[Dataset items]
═══

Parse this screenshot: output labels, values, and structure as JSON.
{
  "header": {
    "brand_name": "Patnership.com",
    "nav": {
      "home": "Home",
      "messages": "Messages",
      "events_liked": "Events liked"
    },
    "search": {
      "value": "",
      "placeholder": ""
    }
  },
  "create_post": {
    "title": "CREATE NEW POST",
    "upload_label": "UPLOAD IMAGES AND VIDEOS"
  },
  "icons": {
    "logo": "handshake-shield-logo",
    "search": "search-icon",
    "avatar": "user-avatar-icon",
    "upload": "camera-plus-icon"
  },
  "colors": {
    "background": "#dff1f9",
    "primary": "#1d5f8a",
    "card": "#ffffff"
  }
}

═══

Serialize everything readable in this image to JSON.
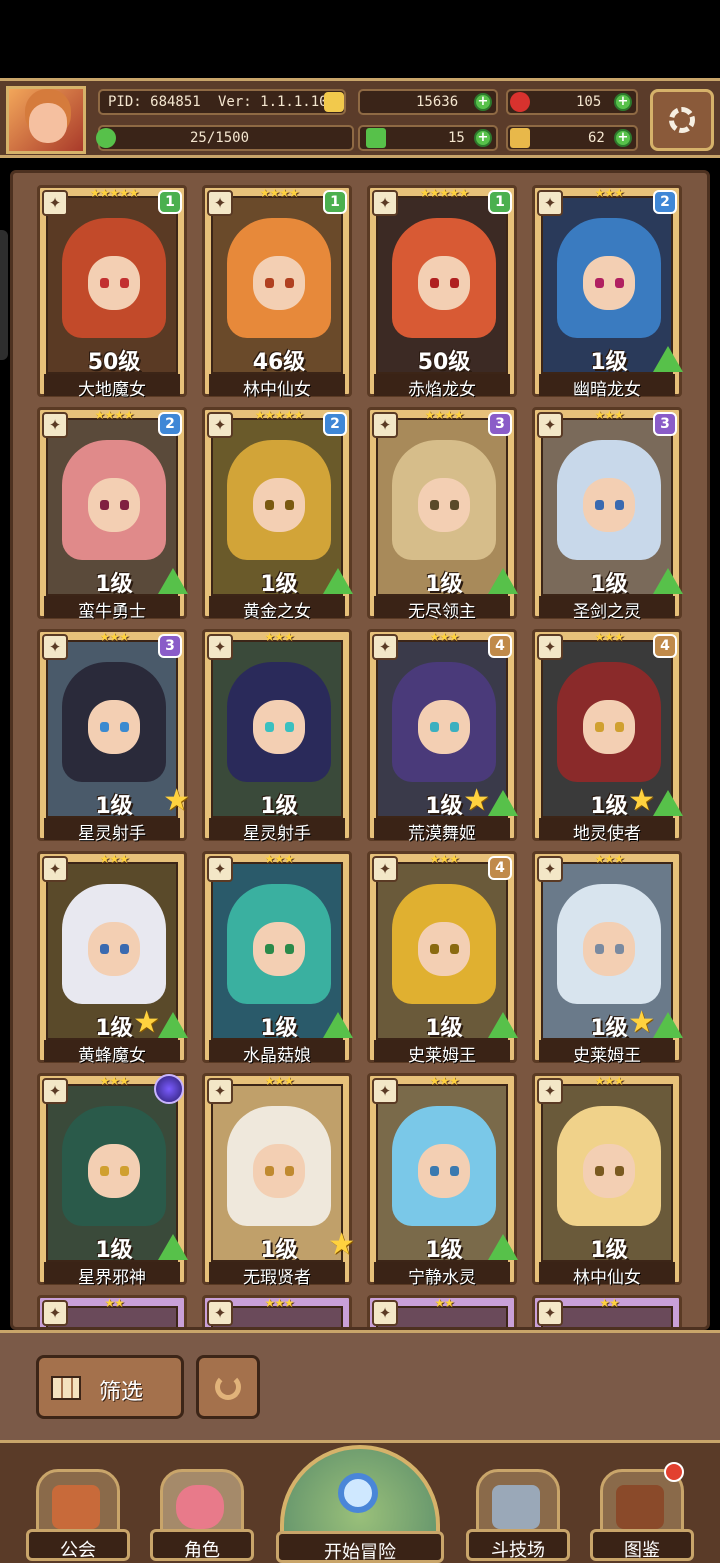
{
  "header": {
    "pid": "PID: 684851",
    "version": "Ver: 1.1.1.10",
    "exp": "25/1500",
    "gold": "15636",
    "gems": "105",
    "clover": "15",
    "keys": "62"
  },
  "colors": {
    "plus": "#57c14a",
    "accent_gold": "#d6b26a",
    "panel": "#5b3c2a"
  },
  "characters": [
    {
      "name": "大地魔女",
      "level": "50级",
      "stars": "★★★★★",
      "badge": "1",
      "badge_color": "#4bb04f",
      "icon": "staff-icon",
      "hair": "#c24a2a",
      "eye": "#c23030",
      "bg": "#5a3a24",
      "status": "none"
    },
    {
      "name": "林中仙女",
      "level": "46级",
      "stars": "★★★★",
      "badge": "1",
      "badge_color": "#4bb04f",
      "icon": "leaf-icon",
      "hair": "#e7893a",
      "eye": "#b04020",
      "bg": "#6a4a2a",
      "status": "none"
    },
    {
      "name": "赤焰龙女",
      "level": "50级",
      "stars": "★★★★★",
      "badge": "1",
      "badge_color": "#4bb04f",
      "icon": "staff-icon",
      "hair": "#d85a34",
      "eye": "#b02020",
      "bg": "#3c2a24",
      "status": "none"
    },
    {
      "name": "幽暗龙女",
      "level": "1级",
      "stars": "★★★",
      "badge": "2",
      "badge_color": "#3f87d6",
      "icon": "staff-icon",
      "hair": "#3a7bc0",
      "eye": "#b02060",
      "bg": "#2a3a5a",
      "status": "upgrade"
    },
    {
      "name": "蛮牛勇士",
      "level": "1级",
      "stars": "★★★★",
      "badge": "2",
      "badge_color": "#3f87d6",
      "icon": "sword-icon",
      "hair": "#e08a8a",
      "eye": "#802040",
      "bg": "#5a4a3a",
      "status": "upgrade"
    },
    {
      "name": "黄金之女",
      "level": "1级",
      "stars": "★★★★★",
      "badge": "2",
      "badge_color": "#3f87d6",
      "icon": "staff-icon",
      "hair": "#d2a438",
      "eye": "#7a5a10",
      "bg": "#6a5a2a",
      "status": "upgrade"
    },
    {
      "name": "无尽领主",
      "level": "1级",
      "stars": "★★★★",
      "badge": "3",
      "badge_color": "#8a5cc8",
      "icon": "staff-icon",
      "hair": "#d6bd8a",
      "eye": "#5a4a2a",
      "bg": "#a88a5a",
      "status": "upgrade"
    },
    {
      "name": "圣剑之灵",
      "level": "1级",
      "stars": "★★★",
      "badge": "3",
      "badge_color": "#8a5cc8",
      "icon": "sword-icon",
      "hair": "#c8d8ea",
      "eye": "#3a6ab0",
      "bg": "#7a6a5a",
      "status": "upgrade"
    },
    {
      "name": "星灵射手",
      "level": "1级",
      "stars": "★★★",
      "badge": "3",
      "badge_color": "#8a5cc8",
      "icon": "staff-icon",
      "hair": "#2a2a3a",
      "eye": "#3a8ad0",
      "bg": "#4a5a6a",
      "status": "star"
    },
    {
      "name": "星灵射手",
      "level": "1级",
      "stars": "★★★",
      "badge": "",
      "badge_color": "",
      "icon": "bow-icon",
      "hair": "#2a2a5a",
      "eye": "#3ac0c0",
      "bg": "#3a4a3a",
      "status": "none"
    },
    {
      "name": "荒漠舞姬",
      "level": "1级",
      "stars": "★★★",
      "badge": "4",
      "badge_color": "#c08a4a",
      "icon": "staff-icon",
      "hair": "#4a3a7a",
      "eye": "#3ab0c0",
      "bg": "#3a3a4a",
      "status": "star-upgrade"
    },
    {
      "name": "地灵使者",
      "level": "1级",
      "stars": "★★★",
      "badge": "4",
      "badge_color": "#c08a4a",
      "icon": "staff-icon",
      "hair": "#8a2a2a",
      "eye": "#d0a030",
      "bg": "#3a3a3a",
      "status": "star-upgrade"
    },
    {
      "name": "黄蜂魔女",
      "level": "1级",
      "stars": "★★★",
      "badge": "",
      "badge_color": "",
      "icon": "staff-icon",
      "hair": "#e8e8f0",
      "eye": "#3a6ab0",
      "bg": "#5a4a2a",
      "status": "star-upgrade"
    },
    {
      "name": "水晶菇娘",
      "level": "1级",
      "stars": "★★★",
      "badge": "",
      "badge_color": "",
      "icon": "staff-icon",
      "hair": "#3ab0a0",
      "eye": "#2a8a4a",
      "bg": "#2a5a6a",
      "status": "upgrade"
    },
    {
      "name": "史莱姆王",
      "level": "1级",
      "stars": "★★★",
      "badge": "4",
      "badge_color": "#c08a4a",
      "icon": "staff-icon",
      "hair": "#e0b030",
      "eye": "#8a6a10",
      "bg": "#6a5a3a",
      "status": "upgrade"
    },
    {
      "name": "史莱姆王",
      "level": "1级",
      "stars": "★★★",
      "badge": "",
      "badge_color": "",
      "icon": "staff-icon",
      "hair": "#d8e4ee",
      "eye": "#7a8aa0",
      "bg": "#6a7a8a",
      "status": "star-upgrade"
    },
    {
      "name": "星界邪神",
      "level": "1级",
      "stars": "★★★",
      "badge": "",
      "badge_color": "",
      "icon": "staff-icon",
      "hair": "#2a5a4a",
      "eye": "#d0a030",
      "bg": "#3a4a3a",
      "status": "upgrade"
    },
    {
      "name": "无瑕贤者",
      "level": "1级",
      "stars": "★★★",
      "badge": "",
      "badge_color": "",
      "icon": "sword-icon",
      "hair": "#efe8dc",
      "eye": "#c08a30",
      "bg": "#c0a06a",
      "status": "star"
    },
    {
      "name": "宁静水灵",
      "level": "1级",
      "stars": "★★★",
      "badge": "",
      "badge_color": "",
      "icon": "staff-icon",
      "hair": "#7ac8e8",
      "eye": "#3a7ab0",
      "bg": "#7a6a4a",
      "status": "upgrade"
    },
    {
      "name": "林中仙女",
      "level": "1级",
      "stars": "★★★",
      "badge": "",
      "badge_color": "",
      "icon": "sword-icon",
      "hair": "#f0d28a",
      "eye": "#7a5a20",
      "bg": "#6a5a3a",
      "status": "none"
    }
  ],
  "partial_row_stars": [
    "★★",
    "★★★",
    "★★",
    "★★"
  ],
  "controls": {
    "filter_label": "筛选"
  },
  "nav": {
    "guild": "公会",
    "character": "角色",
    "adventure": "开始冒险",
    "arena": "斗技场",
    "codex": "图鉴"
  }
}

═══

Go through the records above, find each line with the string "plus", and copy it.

**TASK OUTPUT:**
    "upload": "camera-plus-icon"
    "plus": "#57c14a",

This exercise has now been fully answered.